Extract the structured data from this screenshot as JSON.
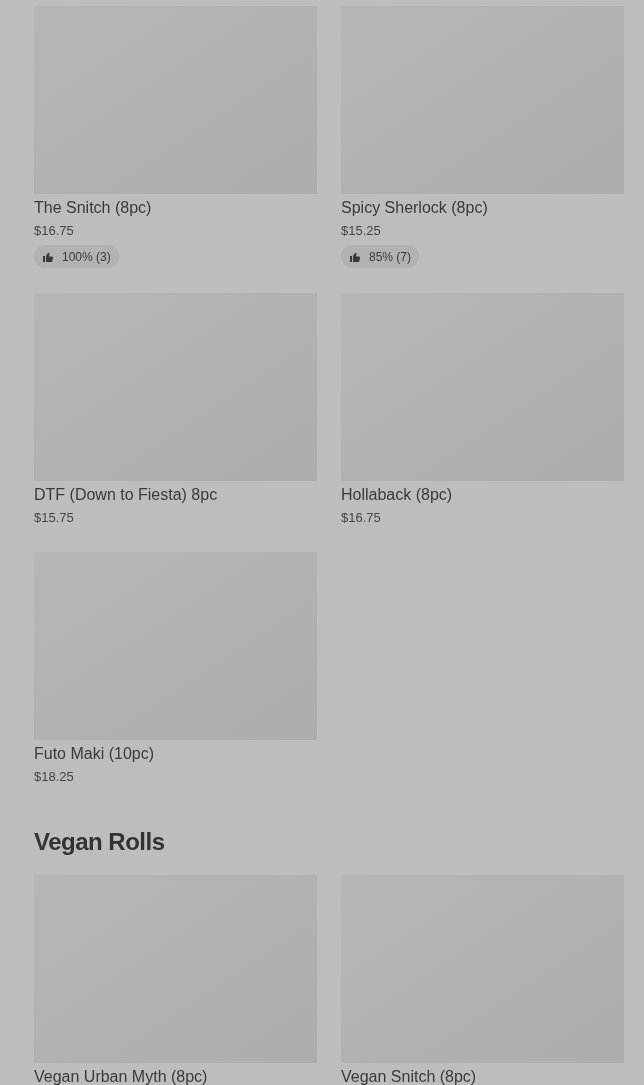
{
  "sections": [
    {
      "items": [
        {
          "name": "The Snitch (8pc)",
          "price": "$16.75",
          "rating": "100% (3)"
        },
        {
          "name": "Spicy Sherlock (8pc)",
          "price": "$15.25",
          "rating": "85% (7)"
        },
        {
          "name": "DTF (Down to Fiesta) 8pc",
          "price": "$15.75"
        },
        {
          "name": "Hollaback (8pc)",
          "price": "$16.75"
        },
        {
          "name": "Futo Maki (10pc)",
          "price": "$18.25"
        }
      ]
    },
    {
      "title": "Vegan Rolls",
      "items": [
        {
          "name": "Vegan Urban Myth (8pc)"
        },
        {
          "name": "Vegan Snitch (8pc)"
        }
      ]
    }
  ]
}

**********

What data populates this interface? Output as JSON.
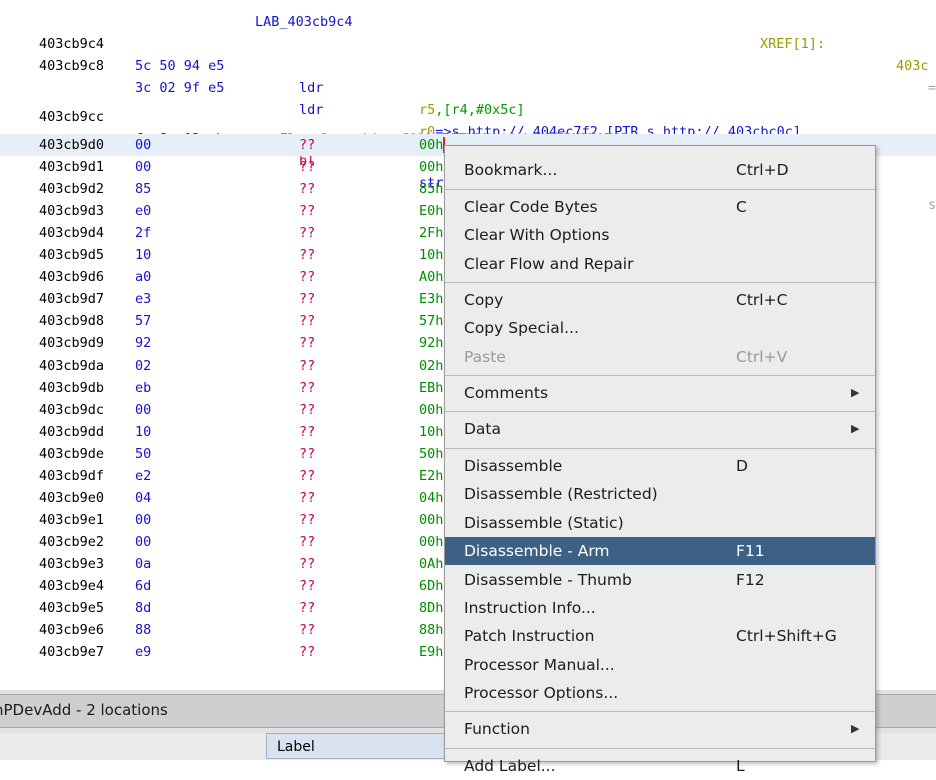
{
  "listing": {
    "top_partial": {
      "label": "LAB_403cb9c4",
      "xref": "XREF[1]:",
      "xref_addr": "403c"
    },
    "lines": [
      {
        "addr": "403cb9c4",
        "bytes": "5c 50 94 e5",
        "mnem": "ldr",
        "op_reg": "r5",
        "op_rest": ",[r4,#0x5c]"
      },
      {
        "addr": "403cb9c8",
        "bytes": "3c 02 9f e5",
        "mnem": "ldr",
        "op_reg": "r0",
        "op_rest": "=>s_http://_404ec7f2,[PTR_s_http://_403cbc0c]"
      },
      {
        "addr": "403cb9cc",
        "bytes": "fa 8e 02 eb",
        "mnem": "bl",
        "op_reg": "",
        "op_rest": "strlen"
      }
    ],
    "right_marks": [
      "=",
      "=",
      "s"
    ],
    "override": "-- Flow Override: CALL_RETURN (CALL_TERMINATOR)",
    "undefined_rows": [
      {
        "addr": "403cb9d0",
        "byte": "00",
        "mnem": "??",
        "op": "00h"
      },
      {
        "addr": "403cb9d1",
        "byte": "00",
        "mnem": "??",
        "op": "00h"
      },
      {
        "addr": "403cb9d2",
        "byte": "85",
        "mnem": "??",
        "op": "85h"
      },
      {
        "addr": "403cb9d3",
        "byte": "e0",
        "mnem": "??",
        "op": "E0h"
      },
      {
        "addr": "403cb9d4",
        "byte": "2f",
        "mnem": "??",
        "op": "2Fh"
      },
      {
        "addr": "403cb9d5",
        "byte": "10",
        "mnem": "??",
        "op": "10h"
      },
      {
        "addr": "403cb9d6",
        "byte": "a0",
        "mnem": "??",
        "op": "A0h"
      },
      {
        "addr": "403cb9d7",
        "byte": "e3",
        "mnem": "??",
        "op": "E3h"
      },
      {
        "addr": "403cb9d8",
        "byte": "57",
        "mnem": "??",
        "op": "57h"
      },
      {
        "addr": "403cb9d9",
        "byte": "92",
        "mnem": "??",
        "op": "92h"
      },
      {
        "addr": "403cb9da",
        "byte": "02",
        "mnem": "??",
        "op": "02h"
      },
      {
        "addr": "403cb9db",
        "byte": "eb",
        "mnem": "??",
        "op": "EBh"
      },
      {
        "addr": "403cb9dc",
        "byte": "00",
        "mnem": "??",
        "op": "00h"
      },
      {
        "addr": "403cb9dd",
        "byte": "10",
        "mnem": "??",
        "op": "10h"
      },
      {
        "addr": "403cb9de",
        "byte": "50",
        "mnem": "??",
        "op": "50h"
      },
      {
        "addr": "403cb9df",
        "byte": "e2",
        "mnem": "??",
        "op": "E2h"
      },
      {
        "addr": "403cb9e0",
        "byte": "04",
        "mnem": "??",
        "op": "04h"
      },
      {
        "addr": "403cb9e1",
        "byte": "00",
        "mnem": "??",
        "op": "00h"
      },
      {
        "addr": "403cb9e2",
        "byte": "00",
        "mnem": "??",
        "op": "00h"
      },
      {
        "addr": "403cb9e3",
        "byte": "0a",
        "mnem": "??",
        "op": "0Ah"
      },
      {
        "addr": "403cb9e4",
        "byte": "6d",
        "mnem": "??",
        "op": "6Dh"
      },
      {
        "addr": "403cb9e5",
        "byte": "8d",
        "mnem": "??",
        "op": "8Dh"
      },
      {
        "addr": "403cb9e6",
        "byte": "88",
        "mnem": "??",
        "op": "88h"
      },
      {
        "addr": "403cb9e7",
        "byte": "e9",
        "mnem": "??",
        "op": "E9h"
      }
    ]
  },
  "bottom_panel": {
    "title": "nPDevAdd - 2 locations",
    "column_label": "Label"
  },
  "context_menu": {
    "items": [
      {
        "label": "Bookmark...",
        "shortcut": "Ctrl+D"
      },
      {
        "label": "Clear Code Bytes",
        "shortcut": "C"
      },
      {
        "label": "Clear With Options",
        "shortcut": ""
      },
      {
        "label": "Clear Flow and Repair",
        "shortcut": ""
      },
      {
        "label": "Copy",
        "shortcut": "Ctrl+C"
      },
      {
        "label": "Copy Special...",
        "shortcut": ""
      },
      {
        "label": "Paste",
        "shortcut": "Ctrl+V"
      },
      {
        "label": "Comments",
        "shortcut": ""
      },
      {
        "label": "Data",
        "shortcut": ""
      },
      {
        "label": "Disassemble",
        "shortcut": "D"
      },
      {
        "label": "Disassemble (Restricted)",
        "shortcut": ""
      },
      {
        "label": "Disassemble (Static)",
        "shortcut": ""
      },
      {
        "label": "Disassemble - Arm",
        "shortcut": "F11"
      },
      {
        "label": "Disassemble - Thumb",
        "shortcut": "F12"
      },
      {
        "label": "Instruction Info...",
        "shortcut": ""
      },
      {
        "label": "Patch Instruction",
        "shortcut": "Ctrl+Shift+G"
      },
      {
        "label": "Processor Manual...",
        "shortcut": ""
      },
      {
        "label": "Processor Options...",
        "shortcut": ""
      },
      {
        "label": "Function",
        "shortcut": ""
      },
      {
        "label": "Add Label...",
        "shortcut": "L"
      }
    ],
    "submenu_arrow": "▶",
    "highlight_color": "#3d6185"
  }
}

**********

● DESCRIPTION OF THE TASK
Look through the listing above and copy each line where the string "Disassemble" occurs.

● ANSWER TO THIS PROBLEM
        "label": "Disassemble",
        "label": "Disassemble (Restricted)",
        "label": "Disassemble (Static)",
        "label": "Disassemble - Arm",
        "label": "Disassemble - Thumb",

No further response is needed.